Or take household appliances, for instance. Users mostly care about what they can do with this or that device, but how it works remains hidden from scrutiny.
This principle allows you to create a new object based on an existing one. For example, a furniture manufacturer assembles a cabinet according to a specific design. Customer feedback makes it clear that the cabinet lacks one more shelf. Designers only add the missing piece rather than completely redoing the blueprint. In the language of developers, they add another state to this object.
The "motion" state distinguishes the "person" object from the "driver" and "pedestrian" objects. You don't have to create an object from scratch to create a new class; simply inherit from the "person" object and add a new state.
That is, inheritance allows developers to reuse existing code while modifying it to meet current requirements.
The same interface can have many implementations. The principle of polymorphism allows you to redefine the object’s behavior. Remember the cabinet from the previous example? Its doors can be hinged and open outward, or they can be roller-mounted and move along rails. In other words, when the polymorphism principle is applied, different behaviors emerge for the same internal object, the "door."
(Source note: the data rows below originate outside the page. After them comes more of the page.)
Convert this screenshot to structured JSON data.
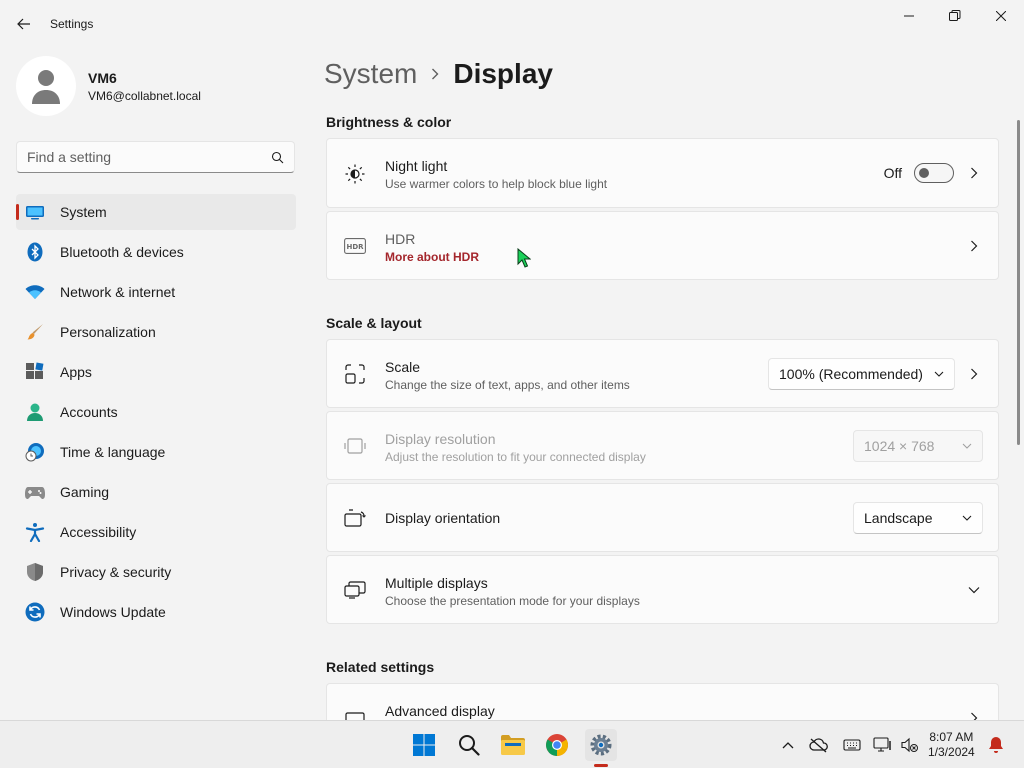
{
  "window": {
    "title": "Settings"
  },
  "profile": {
    "name": "VM6",
    "email": "VM6@collabnet.local"
  },
  "search": {
    "placeholder": "Find a setting"
  },
  "sidebar": {
    "items": [
      {
        "label": "System",
        "icon": "system-icon",
        "active": true
      },
      {
        "label": "Bluetooth & devices",
        "icon": "bluetooth-icon"
      },
      {
        "label": "Network & internet",
        "icon": "wifi-icon"
      },
      {
        "label": "Personalization",
        "icon": "brush-icon"
      },
      {
        "label": "Apps",
        "icon": "apps-icon"
      },
      {
        "label": "Accounts",
        "icon": "person-icon"
      },
      {
        "label": "Time & language",
        "icon": "globe-clock-icon"
      },
      {
        "label": "Gaming",
        "icon": "gamepad-icon"
      },
      {
        "label": "Accessibility",
        "icon": "accessibility-icon"
      },
      {
        "label": "Privacy & security",
        "icon": "shield-icon"
      },
      {
        "label": "Windows Update",
        "icon": "refresh-icon"
      }
    ]
  },
  "breadcrumb": {
    "parent": "System",
    "current": "Display"
  },
  "sections": {
    "brightness": "Brightness & color",
    "scale": "Scale & layout",
    "related": "Related settings"
  },
  "night_light": {
    "title": "Night light",
    "subtitle": "Use warmer colors to help block blue light",
    "state_label": "Off",
    "on": false
  },
  "hdr": {
    "title": "HDR",
    "link": "More about HDR"
  },
  "scale": {
    "title": "Scale",
    "subtitle": "Change the size of text, apps, and other items",
    "value": "100% (Recommended)"
  },
  "resolution": {
    "title": "Display resolution",
    "subtitle": "Adjust the resolution to fit your connected display",
    "value": "1024 × 768",
    "disabled": true
  },
  "orientation": {
    "title": "Display orientation",
    "value": "Landscape"
  },
  "multiple": {
    "title": "Multiple displays",
    "subtitle": "Choose the presentation mode for your displays"
  },
  "advanced": {
    "title": "Advanced display"
  },
  "taskbar": {
    "time": "8:07 AM",
    "date": "1/3/2024"
  },
  "colors": {
    "accent_red": "#c42b1c",
    "link": "#a4262c",
    "windows_blue": "#0078d4"
  }
}
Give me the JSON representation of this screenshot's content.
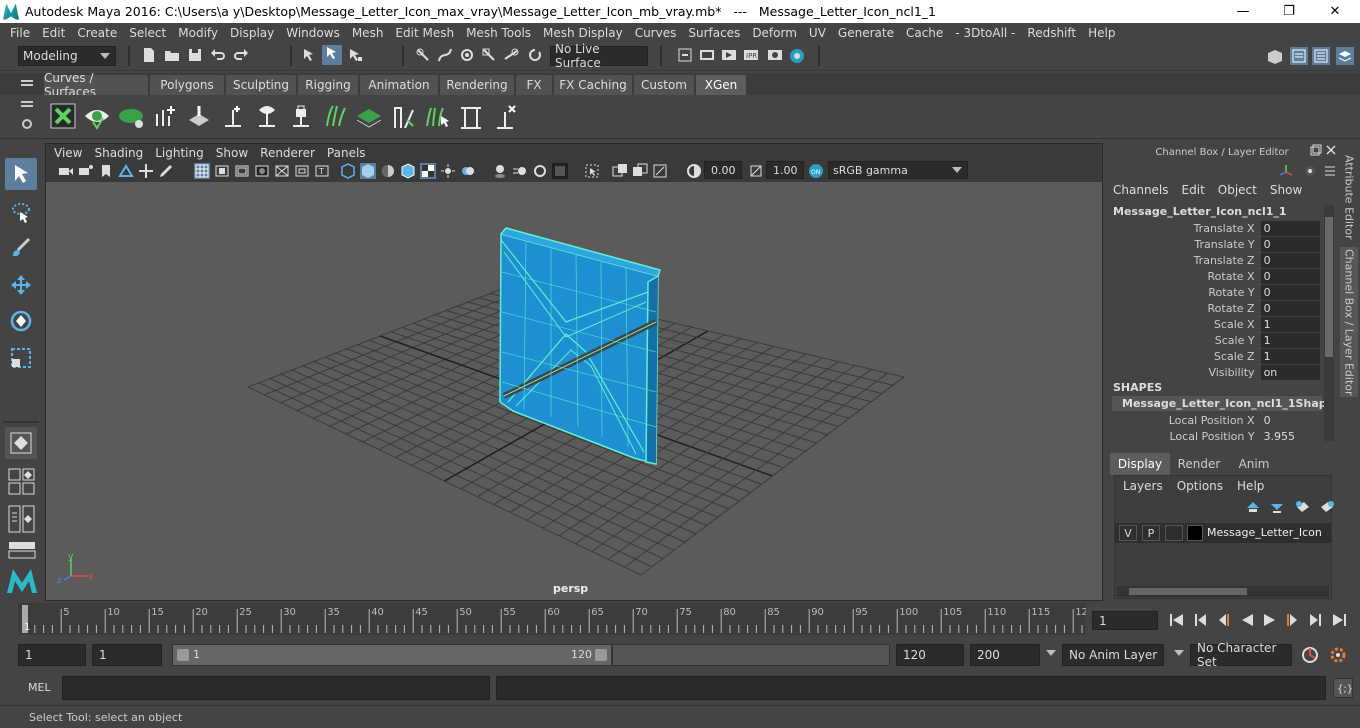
{
  "titlebar": {
    "title": "Autodesk Maya 2016: C:\\Users\\a y\\Desktop\\Message_Letter_Icon_max_vray\\Message_Letter_Icon_mb_vray.mb*   ---   Message_Letter_Icon_ncl1_1",
    "minimize": "—",
    "maximize": "❐",
    "close": "✕"
  },
  "menubar": [
    "File",
    "Edit",
    "Create",
    "Select",
    "Modify",
    "Display",
    "Windows",
    "Mesh",
    "Edit Mesh",
    "Mesh Tools",
    "Mesh Display",
    "Curves",
    "Surfaces",
    "Deform",
    "UV",
    "Generate",
    "Cache",
    "- 3DtoAll -",
    "Redshift",
    "Help"
  ],
  "statusline": {
    "mode": "Modeling",
    "live_surface": "No Live Surface"
  },
  "shelf_tabs": [
    "Curves / Surfaces",
    "Polygons",
    "Sculpting",
    "Rigging",
    "Animation",
    "Rendering",
    "FX",
    "FX Caching",
    "Custom",
    "XGen"
  ],
  "shelf_active": "XGen",
  "viewport": {
    "menu": [
      "View",
      "Shading",
      "Lighting",
      "Show",
      "Renderer",
      "Panels"
    ],
    "exposure": "0.00",
    "gamma": "1.00",
    "colorspace": "sRGB gamma",
    "camera": "persp"
  },
  "channelbox": {
    "header": "Channel Box / Layer Editor",
    "menu": [
      "Channels",
      "Edit",
      "Object",
      "Show"
    ],
    "object": "Message_Letter_Icon_ncl1_1",
    "attrs": [
      {
        "label": "Translate X",
        "value": "0"
      },
      {
        "label": "Translate Y",
        "value": "0"
      },
      {
        "label": "Translate Z",
        "value": "0"
      },
      {
        "label": "Rotate X",
        "value": "0"
      },
      {
        "label": "Rotate Y",
        "value": "0"
      },
      {
        "label": "Rotate Z",
        "value": "0"
      },
      {
        "label": "Scale X",
        "value": "1"
      },
      {
        "label": "Scale Y",
        "value": "1"
      },
      {
        "label": "Scale Z",
        "value": "1"
      },
      {
        "label": "Visibility",
        "value": "on"
      }
    ],
    "shapes_label": "SHAPES",
    "shape_name": "Message_Letter_Icon_ncl1_1Shape",
    "shape_attrs": [
      {
        "label": "Local Position X",
        "value": "0"
      },
      {
        "label": "Local Position Y",
        "value": "3.955"
      }
    ]
  },
  "layer_editor": {
    "tabs": [
      "Display",
      "Render",
      "Anim"
    ],
    "active_tab": "Display",
    "menu": [
      "Layers",
      "Options",
      "Help"
    ],
    "layer": {
      "v": "V",
      "p": "P",
      "name": "Message_Letter_Icon"
    }
  },
  "side_tabs": [
    "Attribute Editor",
    "Channel Box / Layer Editor"
  ],
  "timeline": {
    "ticks": [
      "5",
      "10",
      "15",
      "20",
      "25",
      "30",
      "35",
      "40",
      "45",
      "50",
      "55",
      "60",
      "65",
      "70",
      "75",
      "80",
      "85",
      "90",
      "95",
      "100",
      "105",
      "110",
      "115",
      "12"
    ],
    "current_frame_marker": "1",
    "current_frame_field": "1"
  },
  "range": {
    "start": "1",
    "start_inner": "1",
    "slider_start": "1",
    "slider_end": "120",
    "end_inner": "120",
    "end": "200",
    "anim_layer": "No Anim Layer",
    "char_set": "No Character Set"
  },
  "cmdline": {
    "label": "MEL"
  },
  "helpline": {
    "text": "Select Tool: select an object"
  },
  "colors": {
    "wire": "#5ef0d8",
    "mesh": "#1e8fd0",
    "accent": "#5e7e9e"
  }
}
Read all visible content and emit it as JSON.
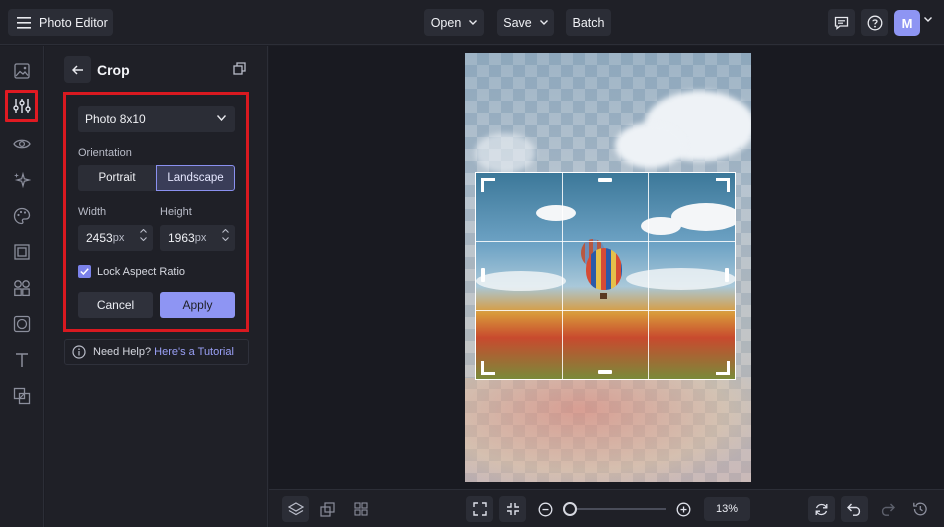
{
  "app": {
    "title": "Photo Editor",
    "user_initial": "M"
  },
  "header": {
    "open_label": "Open",
    "save_label": "Save",
    "batch_label": "Batch"
  },
  "sidebar_tools": [
    "image-icon",
    "adjustments-icon",
    "eye-icon",
    "sparkles-icon",
    "palette-icon",
    "frame-icon",
    "shapes-icon",
    "texture-icon",
    "text-icon",
    "overlay-icon"
  ],
  "panel": {
    "title": "Crop",
    "preset": "Photo 8x10",
    "orientation_label": "Orientation",
    "orientation_options": [
      "Portrait",
      "Landscape"
    ],
    "orientation_selected": "Landscape",
    "width_label": "Width",
    "height_label": "Height",
    "width_value": "2453",
    "height_value": "1963",
    "unit": "px",
    "lock_label": "Lock Aspect Ratio",
    "lock_checked": true,
    "cancel_label": "Cancel",
    "apply_label": "Apply",
    "help_text": "Need Help?",
    "help_link": "Here's a Tutorial"
  },
  "zoom": {
    "value": "13%"
  },
  "colors": {
    "accent": "#8e95f3",
    "highlight": "#d81920",
    "background": "#1c1d24"
  }
}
An example from practice: we have developed a solution for a supermarket chain with offices in different countries, each having different legal requirements and restrictions. As a result, we are unable to offer a unified code. We must alter it following specific local legal requirements. Here, the polymorphism principle also comes in handy.
Class and object
The concepts of class and object are central to the object-oriented Java programming language. Let's go back to the cabinet example to explain the distinction. The blueprint for this piece of furniture is a class, a blank on which you can work, and the cabinet itself is an object. Using the same blueprint, you can build a pink, white, or black cabinet since the class determines the object's structure and functions.
Git version control system
Development teams use version control systems. Typically, it would be Git. Why do you need such systems? Today, in IT projects, where hundreds of developers can work on a single software solution simultaneously, they are absolutely essential. Git is a practical, handy tool for code collaboration. For this reason, we emphasize learning how to use Git in our training programs.
Version control systems safeguard against errors and allow you to return to a previous checkpoint where "everything worked" with minimal loss of functioning code if an error occurs. Git provides another useful feature: programmers can create branches from the main project branch and work independently of other team members. These “branch offshoots” are essentially developer drafts, usually deleted after merging with the project's main branch.
It is critical to distinguish between GitHub, an online repository of project version histories, and Git, a version control system. Git and GitHub are frequently used together as a single project management tool.
At EPAM, we offer a variety of Java educational programs for candidates with different levels of preparedness. Check out the list of available programs in Java direction and join us!